## REQUIRED ACTION:
Retype the whole listing that follows so that it matches the original exactly.

## INPUT MATERIAL:
*****

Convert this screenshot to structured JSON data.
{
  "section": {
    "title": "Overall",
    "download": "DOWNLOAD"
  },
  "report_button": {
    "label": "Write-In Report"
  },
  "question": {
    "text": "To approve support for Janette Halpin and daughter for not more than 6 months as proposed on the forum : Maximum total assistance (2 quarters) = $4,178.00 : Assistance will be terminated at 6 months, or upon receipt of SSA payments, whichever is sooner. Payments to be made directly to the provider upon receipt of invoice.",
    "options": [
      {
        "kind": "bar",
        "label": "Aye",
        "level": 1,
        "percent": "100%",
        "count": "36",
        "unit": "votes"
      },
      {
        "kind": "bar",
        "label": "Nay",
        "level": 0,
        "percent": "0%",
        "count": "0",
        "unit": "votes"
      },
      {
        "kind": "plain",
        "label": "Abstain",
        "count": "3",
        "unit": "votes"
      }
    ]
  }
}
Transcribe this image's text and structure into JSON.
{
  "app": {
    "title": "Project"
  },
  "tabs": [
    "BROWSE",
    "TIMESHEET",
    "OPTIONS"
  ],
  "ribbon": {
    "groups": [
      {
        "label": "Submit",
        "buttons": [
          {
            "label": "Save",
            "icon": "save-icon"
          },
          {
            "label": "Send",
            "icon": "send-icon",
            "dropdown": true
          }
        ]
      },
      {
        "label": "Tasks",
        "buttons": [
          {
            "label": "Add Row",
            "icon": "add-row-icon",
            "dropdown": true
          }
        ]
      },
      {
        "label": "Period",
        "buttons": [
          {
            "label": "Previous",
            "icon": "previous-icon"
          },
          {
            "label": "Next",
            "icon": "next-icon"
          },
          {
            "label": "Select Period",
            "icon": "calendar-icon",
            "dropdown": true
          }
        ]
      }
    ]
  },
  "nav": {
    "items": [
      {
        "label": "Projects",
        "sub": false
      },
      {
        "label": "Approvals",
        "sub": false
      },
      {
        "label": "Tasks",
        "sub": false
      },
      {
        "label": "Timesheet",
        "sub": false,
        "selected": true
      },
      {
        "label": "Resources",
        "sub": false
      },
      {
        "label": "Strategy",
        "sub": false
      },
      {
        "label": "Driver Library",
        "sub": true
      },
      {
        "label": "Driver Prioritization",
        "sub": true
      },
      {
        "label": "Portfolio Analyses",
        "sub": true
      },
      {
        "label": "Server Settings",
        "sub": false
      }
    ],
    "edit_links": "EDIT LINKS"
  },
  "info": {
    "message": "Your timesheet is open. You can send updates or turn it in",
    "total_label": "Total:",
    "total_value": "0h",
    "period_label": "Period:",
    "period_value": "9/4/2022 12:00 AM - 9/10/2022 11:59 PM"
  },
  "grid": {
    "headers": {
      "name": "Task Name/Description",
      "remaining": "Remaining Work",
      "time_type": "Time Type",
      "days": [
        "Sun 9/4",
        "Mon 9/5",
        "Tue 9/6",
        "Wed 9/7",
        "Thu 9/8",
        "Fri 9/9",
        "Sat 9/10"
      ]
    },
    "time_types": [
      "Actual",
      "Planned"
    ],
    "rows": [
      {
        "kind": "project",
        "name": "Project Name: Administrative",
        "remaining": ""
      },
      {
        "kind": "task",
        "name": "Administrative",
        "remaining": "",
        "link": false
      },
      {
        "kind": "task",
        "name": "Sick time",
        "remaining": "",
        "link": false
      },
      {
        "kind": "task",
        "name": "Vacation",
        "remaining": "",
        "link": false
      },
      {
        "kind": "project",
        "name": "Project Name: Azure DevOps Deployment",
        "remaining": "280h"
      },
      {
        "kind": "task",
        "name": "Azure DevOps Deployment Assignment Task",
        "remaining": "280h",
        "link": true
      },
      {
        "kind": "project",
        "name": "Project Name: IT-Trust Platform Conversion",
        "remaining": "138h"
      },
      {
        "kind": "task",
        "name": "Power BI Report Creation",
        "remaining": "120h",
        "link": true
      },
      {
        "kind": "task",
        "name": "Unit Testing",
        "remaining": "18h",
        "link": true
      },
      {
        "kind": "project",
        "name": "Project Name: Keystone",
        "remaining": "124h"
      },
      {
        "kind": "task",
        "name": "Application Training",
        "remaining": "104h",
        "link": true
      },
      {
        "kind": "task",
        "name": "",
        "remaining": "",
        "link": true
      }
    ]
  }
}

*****

## OUTPUT OF THE TASK:
Convert this screenshot to structured JSON data.
{
  "section": {
    "title": "Overall",
    "download": "DOWNLOAD"
  },
  "report_button": {
    "label": "Write-In Report"
  },
  "question": {
    "text": "To approve support for Janette Halpin and daughter for not more than 6 months as proposed on the forum : Maximum total assistance (2 quarters) = $4,178.00 : Assistance will be terminated at 6 months, or upon receipt of SSA payments, whichever is sooner. Payments to be made directly to the provider upon receipt of invoice.",
    "options": [
      {
        "kind": "bar",
        "label": "Aye",
        "level": 1,
        "percent": "100%",
        "count": "36",
        "unit": "votes"
      },
      {
        "kind": "bar",
        "label": "Nay",
        "level": 0,
        "percent": "0%",
        "count": "0",
        "unit": "votes"
      },
      {
        "kind": "plain",
        "label": "Abstain",
        "count": "3",
        "unit": "votes"
      }
    ]
  }
}
Transcribe this image's text and structure into JSON.
{
  "app": {
    "title": "Project"
  },
  "tabs": [
    "BROWSE",
    "TIMESHEET",
    "OPTIONS"
  ],
  "ribbon": {
    "groups": [
      {
        "label": "Submit",
        "buttons": [
          {
            "label": "Save",
            "icon": "save-icon"
          },
          {
            "label": "Send",
            "icon": "send-icon",
            "dropdown": true
          }
        ]
      },
      {
        "label": "Tasks",
        "buttons": [
          {
            "label": "Add Row",
            "icon": "add-row-icon",
            "dropdown": true
          }
        ]
      },
      {
        "label": "Period",
        "buttons": [
          {
            "label": "Previous",
            "icon": "previous-icon"
          },
          {
            "label": "Next",
            "icon": "next-icon"
          },
          {
            "label": "Select Period",
            "icon": "calendar-icon",
            "dropdown": true
          }
        ]
      }
    ]
  },
  "nav": {
    "items": [
      {
        "label": "Projects",
        "sub": false
      },
      {
        "label": "Approvals",
        "sub": false
      },
      {
        "label": "Tasks",
        "sub": false
      },
      {
        "label": "Timesheet",
        "sub": false,
        "selected": true
      },
      {
        "label": "Resources",
        "sub": false
      },
      {
        "label": "Strategy",
        "sub": false
      },
      {
        "label": "Driver Library",
        "sub": true
      },
      {
        "label": "Driver Prioritization",
        "sub": true
      },
      {
        "label": "Portfolio Analyses",
        "sub": true
      },
      {
        "label": "Server Settings",
        "sub": false
      }
    ],
    "edit_links": "EDIT LINKS"
  },
  "info": {
    "message": "Your timesheet is open. You can send updates or turn it in",
    "total_label": "Total:",
    "total_value": "0h",
    "period_label": "Period:",
    "period_value": "9/4/2022 12:00 AM - 9/10/2022 11:59 PM"
  },
  "grid": {
    "headers": {
      "name": "Task Name/Description",
      "remaining": "Remaining Work",
      "time_type": "Time Type",
      "days": [
        "Sun 9/4",
        "Mon 9/5",
        "Tue 9/6",
        "Wed 9/7",
        "Thu 9/8",
        "Fri 9/9",
        "Sat 9/10"
      ]
    },
    "time_types": [
      "Actual",
      "Planned"
    ],
    "rows": [
      {
        "kind": "project",
        "name": "Project Name: Administrative",
        "remaining": ""
      },
      {
        "kind": "task",
        "name": "Administrative",
        "remaining": "",
        "link": false
      },
      {
        "kind": "task",
        "name": "Sick time",
        "remaining": "",
        "link": false
      },
      {
        "kind": "task",
        "name": "Vacation",
        "remaining": "",
        "link": false
      },
      {
        "kind": "project",
        "name": "Project Name: Azure DevOps Deployment",
        "remaining": "280h"
      },
      {
        "kind": "task",
        "name": "Azure DevOps Deployment Assignment Task",
        "remaining": "280h",
        "link": true
      },
      {
        "kind": "project",
        "name": "Project Name: IT-Trust Platform Conversion",
        "remaining": "138h"
      },
      {
        "kind": "task",
        "name": "Power BI Report Creation",
        "remaining": "120h",
        "link": true
      },
      {
        "kind": "task",
        "name": "Unit Testing",
        "remaining": "18h",
        "link": true
      },
      {
        "kind": "project",
        "name": "Project Name: Keystone",
        "remaining": "124h"
      },
      {
        "kind": "task",
        "name": "Application Training",
        "remaining": "104h",
        "link": true
      },
      {
        "kind": "task",
        "name": "",
        "remaining": "",
        "link": true
      }
    ]
  }
}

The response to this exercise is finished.